Friday, November 4, 2016 4:00 pm ·  0 Comments
I love animated movies. The best thing about the medium is you can create worlds impossible to create with traditional movie making – and you can make characters never before possible come to life. Dreamworks newest film, Trolls, does exactly that, and looks stunning. But with the freedom animation provides, it’s easy to get carried away.
If Trolls looks familiar, you may remember those strange Dutch toys designed by Thomas Dam. I guarantee you’ve never seen those long haired buddies like this before. These ones are obsessed with middle-school social culture and modern pop music.
Whether or not you enjoy watching Trolls is going to depend an awful lot on your tolerance level for this colourful cover album. There are some really funny scenes and the humour is similar to the very modest (and widely appealing) approach mastered by un-Disney animations like The LEGO Movie or Shrek.
There’s nothing wrong with this style necessarily (and by style, I mean the dreams and fantasies of most 8-10 year olds) so long as the movie has some narrative backbone to it. And this is the biggest problem the movie has. There’s loads of spectacle and catchy pop tunes, but the movie seems more like a Netflix kids show than a feature film.
First the movie is a fable; then it’s an adventure rescue story; then for 15 minutes it’s an indescribably dull Cinderella rip-off; and finally it’s a family drama. Whatever kind of movie it is, it changes constantly. It feels like watching a string of 11-minute episodes instead of a complete movie.
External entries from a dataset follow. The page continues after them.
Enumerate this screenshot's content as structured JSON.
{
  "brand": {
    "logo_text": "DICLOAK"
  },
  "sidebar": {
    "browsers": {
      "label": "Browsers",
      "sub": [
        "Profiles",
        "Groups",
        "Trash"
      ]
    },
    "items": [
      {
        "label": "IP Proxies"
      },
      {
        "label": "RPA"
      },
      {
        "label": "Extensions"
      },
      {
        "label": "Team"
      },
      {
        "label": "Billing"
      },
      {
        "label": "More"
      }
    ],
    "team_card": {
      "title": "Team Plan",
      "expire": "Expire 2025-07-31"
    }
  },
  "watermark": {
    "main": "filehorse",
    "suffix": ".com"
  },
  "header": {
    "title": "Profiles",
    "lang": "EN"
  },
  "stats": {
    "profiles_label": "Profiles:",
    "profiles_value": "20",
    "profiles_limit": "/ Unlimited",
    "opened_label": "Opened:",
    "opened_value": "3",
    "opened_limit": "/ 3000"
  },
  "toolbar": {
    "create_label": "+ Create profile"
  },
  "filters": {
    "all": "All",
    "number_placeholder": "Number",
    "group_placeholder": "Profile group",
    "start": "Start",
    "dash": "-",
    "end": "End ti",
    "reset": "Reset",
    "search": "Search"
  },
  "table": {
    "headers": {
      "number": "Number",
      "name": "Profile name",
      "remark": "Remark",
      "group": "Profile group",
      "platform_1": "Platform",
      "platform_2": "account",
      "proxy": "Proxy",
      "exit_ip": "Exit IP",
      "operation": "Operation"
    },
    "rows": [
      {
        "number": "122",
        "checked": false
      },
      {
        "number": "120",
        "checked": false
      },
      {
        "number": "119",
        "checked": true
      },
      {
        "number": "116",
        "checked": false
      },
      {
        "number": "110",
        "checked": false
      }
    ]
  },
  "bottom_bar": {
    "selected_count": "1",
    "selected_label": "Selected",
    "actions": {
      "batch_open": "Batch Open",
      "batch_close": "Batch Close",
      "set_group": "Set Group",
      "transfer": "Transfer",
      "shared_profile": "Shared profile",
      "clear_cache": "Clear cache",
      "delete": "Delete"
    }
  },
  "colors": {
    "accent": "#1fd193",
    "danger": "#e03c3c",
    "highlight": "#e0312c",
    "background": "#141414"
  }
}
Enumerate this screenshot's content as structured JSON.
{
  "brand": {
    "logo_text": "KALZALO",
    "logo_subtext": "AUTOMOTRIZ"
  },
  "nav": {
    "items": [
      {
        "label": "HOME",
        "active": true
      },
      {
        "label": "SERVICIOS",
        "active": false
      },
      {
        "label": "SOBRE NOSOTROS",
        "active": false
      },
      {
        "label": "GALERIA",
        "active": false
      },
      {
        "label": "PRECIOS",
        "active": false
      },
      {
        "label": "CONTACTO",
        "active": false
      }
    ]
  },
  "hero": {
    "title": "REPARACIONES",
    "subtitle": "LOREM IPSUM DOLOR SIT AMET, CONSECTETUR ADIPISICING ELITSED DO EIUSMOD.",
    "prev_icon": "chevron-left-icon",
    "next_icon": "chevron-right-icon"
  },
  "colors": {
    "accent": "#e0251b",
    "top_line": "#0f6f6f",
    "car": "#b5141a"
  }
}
The screenplay feels that way too. Dialogue ranges from cheap and pandering to occasional heart and fun-filled joy. Clearly the appeal to Trolls is the bright, singing creatures. And boy are they bright…but they can sing too.
Sets, lights, effects, characters and animation all look dazzling on screen. It’s very pleasing to the eye, and the movie is crystal clear. The detail, warmth, and creativity used in the art for Trolls is reminiscent of the first time you read a Dr. Seuss book: it’s exciting, whimsical, and kind of fun to just hang out in.
The cast is enormous, with almost 20 recognizable names voicing the various trolls in the movie. Many of them are warm, energetic, and do fine with their voices. The trouble is, I can’t remember the names of any of them aside from the two main characters, voiced by the always charming Anna Kendrick and Justin Timberlake. I will say, credit is due to the mostly male writers for a story that focuses on a female protagonist, villain, and two of four other main characters.
Towards the end, I was finally bored of the cute characters, the schtick, and borderline annoyed with all the pop music romping about. The film is just 90 minutes, but boy does it drag on after the first 30.
Here’s what bothered me the most: there’s nothing cohesive, and nothing really entertaining in the whole movie. While none of it was bad, and the filmmakers clearly had loads of fun, the whole thing felt like a gentle diversion.
The only lasting impression I had was how weird some of the mechanics, music, and just about everything else was. But don’t worry – your kids will go nuts for this. All the children in the theatre were loving it. You’ll enjoy it more with some chocolate and a bottle of scotch when you get home. (Pre-drinking probably wouldn’t hurt, either).
You won’t be too disappointed, but save your animation dollars for a few more weeks until the much-buzzed Moana hits screens later this month. As for Trolls? The film’s theme of happiness stays campy throughout, but maybe it’s that positive attitude (instead of more 3D tricks) that make these creatures really pop.
2 out of 4 Stars
G, 93 minutes, Family Animation.
Directed by Mike Mitchell.
Starring Anna Kendrick, Justin Timberlake, Christine Baranski, and a dozen B-listers.
Now Playing at Film.Ca Cinemas, Cineplex Winston Churchill, and Cineplex Oakville & VIP.